One Seattle teen's climate change moment: 'Screw this. I have to take action'
Who will inherit the earth? And what kind of earth will that be?
As part of #CoveringClimateNow, the global media project to bring attention to the story of climate change, KUOW’s Angela King spoke with Seattle high school senior Jamie Margolin.
Margolin founded the climate justice movement Zero Hour with friends back in 2017. She just testified to Congress, and she was at the global climate strike in New York on Friday.
How she went from worrying about climate change to doing something about it:
That moment was the 2016 election. I mean there was stuff definitely building up that made me realize that I have to take action -- not only are leaders not doing sufficient on this, they're actively making the climate crisis worse. That frustration was building up, and the 2016 election was the final straw. After kind of wallowing in depression for a little bit about the results I was like, “Screw this. I have to take action. Our leaders are not going to do enough.”
A recent Washington Post Kaiser Family Foundation poll found about half of teens reported feeling afraid and helpless. Her advice to them:
The way I keep them motivated is providing events that are both powerful and fun. It's one thing to just sit in your room alone and call up representatives -- that can be really lonely and taxing. But for me like stuff like the climate strikes -- those are powerful, those are solemn, because we are mourning a lot of the people and places and animals lost in climate disasters and environmental destruction, but also it's community and celebration and fun to be out in the streets and holding up signs and meeting people who are like minded and and feeling like you're a part of something bigger than you. I say finding community in the action is the antidote.
On her faith in the older generation to get things done -- from politicians to business owners to parents:
It really depends who you're talking about. Indigenous communities that have literally been doing this for centuries and so I'm someone who believes in intergenerational organizing, so it's not about pitting generations against each other but when it comes to politicians and people in power, it's hard to have faith in them. Zero Hour just was lobbying for three days straight on Capitol Hill. I did my testimony, we met with (House Speaker) Nancy Pelosi, she gave us like a full hour. But a little over a year before that we had Zero Hour’s 2018 lobby day, and I was hearing the same talking points and the same “we're going to do something” that I was hearing in 2018. So it's a bit discouraging when you go to the same place in the same meeting rooms again with the same people and you kind of like, "OK what changed? It's been a year."
On the most effective form of action for other teens to take on climate change:
I'd say actually influencing their parents’ votes, if they are from a family that has the privilege to vote in the United States. There have been tons of studies done on this.
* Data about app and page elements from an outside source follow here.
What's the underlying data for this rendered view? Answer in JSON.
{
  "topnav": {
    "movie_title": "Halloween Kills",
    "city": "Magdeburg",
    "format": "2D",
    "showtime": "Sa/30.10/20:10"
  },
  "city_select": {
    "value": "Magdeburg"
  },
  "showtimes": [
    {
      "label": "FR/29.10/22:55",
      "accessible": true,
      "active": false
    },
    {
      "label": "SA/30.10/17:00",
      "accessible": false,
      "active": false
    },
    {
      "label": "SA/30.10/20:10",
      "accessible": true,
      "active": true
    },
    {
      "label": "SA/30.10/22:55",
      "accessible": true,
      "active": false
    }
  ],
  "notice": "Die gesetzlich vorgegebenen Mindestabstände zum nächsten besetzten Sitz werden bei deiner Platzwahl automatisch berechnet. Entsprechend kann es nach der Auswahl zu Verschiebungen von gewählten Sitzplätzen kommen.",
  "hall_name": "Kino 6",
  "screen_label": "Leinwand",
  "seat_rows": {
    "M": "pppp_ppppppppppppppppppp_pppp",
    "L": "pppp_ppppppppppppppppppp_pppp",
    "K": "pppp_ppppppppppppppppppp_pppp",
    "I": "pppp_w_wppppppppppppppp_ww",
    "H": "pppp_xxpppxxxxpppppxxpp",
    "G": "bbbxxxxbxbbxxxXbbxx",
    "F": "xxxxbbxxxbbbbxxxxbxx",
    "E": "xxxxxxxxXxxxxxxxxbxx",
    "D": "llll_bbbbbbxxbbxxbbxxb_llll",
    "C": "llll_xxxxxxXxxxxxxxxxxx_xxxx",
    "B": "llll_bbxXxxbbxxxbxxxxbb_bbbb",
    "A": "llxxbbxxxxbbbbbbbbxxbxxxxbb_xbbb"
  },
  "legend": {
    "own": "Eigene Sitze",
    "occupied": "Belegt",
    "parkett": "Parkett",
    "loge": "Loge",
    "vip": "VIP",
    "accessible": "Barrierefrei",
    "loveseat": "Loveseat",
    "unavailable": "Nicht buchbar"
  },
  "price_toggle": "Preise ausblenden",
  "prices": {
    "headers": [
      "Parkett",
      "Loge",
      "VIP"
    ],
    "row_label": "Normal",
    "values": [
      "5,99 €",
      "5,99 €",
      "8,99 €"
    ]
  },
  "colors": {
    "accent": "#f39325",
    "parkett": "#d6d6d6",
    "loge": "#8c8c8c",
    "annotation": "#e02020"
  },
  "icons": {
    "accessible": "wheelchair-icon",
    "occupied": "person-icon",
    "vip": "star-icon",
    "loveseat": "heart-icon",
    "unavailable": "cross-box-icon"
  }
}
No one has a bigger influence on someone's vote than their kids. And a lot of times parents will not maliciously be like, “Which politician can I vote for that will crap on my child's future the most.” It's just that there's a lack of education and a lack of consideration for this. So if a child pulls their parents or parents or guardians or whatever their family situation is and really talks them, has a candid conversation, not just about presidential candidates but Senate, Congress, local city council, all of that … be engaging (with) your parents and engaging the family members around you on who you think they ought to vote for, why the climate issues which policies are actually good and bad. Striking, it's something that a lot of kids are already doing and I would encourage more kids to do so. But I really think the ultimate action is really influencing the people around you to be voting the right way.
On how to talk to younger children about climate change:
So I have two instances of that. I went to give a presentation at my old middle school and this one girl raised her hand. She was in fifth grade and she looked really scared, like she was about to cry and I wasn't there to like scare them but I didn't hold back from the truth and I was made sure to be empowering in my conversation.
But there is only so much happy-go-lucky talk you can do when it comes to the literal end of the world. So she raised her hand.
And she was like, “Do you think we're actually going to make it? Will we make it?”
I did not have an answer for her. And I had to be honest because I don't know and I was just like I don't know, I hope so. And I felt terrible because then she looked terrified and I said the goal is not to scare little children but how can I lie to them.
And even high schoolers: I was swarmed by these girls at my school, and they were just like, “I stay up awake crying about this all the time. Do you think we're going to make it?”
And I again I didn't have an answer. We better. I hope so. That's what I'm working for. But how can I guarantee anything on the current trajectory that we're on?
This story is part of #CoveringClimateNow, a global media project to bring attention to the story of climate change. You can see all of KUOW's coverage here.